_BRIEF:_ Check each line of the entries below for the word "JSON", and copy the lines that have it.

Items listed in a dataset:

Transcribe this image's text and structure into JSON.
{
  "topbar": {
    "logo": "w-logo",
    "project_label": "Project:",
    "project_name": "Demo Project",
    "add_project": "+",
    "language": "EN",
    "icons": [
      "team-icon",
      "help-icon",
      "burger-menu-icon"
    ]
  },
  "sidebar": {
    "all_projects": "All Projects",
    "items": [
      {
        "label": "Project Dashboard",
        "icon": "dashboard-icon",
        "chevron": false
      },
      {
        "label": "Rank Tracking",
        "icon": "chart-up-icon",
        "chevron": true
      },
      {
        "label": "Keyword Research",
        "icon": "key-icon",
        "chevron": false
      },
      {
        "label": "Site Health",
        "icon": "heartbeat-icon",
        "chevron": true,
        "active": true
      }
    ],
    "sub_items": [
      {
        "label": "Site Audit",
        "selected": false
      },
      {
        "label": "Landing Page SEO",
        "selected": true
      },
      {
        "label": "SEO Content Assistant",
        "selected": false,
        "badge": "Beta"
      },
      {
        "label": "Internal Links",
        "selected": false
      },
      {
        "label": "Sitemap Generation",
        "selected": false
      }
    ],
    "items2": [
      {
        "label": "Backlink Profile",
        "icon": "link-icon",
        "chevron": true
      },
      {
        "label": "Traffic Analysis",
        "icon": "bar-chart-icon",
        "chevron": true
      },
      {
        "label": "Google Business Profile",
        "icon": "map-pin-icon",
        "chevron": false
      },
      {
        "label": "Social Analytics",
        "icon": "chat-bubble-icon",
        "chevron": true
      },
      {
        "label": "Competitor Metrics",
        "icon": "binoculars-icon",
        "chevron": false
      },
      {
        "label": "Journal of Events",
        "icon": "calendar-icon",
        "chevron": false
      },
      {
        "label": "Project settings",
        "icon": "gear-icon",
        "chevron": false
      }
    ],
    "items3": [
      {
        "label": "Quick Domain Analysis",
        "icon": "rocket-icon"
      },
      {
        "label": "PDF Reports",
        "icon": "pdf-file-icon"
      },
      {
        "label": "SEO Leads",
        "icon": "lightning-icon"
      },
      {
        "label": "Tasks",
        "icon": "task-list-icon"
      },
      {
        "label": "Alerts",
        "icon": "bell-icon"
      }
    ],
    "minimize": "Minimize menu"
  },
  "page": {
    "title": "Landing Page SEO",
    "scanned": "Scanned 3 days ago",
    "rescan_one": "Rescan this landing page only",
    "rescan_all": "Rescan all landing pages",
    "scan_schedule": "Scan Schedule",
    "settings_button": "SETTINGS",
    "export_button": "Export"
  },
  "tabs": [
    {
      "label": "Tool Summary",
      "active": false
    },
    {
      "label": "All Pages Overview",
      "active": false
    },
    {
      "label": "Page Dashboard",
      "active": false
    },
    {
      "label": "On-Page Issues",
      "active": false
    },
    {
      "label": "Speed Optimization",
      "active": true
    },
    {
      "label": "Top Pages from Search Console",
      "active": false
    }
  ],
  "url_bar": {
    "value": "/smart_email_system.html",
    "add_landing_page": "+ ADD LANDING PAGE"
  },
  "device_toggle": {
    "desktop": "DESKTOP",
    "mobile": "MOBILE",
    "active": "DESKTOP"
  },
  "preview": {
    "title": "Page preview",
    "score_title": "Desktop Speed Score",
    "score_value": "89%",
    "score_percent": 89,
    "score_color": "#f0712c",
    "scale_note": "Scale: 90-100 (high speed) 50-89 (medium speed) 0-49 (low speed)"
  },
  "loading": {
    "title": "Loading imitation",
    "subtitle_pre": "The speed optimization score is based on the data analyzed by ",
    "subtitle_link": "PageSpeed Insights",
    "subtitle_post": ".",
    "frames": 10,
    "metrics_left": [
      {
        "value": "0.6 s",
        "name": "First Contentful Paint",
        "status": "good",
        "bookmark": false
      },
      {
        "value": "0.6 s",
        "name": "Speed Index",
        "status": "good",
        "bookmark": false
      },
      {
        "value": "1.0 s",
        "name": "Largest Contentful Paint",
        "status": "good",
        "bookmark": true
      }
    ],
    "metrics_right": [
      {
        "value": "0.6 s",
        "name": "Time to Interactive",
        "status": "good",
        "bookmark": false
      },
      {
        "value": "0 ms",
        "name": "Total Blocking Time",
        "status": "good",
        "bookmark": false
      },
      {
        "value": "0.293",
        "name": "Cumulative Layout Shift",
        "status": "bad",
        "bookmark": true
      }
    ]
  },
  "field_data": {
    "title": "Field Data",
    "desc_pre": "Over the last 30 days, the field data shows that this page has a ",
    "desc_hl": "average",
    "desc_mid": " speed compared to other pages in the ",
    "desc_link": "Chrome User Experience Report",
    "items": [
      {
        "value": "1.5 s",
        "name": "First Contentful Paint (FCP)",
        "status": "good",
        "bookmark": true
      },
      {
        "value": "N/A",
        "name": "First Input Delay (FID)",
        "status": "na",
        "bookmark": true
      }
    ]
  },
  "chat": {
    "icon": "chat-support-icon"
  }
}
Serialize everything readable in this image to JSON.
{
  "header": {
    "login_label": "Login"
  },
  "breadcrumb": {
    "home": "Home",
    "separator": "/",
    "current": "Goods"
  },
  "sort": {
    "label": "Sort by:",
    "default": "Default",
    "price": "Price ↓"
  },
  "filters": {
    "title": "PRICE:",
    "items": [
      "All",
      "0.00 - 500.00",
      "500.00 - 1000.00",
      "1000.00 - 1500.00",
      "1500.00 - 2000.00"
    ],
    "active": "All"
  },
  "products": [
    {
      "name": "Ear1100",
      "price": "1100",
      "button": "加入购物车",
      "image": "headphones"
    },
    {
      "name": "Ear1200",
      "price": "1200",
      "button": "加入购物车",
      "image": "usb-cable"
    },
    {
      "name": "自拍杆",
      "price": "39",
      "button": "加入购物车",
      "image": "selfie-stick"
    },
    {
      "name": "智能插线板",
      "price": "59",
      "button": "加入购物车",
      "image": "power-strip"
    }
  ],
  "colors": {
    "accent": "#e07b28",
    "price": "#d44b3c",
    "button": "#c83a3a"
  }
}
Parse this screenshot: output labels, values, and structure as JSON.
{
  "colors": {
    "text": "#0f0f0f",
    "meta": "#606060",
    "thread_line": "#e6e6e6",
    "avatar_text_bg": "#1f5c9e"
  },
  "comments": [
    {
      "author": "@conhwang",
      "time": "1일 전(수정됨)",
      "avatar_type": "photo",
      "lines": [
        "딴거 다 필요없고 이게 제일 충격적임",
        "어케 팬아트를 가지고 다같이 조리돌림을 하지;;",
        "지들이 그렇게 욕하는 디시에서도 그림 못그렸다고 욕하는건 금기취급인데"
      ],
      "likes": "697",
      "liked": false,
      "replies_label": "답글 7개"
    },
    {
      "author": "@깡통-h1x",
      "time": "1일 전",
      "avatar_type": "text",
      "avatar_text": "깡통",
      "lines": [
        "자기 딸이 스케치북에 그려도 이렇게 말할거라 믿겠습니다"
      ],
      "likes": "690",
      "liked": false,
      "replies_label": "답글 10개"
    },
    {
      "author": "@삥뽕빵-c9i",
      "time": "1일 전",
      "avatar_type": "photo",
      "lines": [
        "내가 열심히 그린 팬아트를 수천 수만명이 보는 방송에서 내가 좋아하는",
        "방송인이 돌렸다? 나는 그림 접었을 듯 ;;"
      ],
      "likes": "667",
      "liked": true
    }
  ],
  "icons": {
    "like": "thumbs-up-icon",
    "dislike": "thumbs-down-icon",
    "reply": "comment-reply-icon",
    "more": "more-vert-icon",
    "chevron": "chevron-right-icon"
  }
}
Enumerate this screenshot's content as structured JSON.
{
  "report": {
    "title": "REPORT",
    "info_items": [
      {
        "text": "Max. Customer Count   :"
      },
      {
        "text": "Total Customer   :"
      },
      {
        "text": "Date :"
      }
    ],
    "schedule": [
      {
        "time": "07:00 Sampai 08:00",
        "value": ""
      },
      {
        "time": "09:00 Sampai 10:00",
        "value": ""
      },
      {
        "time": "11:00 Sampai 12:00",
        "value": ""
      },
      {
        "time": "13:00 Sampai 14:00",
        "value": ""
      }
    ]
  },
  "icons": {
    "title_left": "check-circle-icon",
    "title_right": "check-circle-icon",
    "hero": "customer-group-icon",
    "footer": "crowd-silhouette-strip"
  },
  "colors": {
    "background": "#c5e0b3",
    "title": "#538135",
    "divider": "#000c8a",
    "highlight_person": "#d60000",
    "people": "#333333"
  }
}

_OUTPUT:_
Transcribe this image's text and structure into JSON.
Serialize everything readable in this image to JSON.
Parse this screenshot: output labels, values, and structure as JSON.
Enumerate this screenshot's content as structured JSON.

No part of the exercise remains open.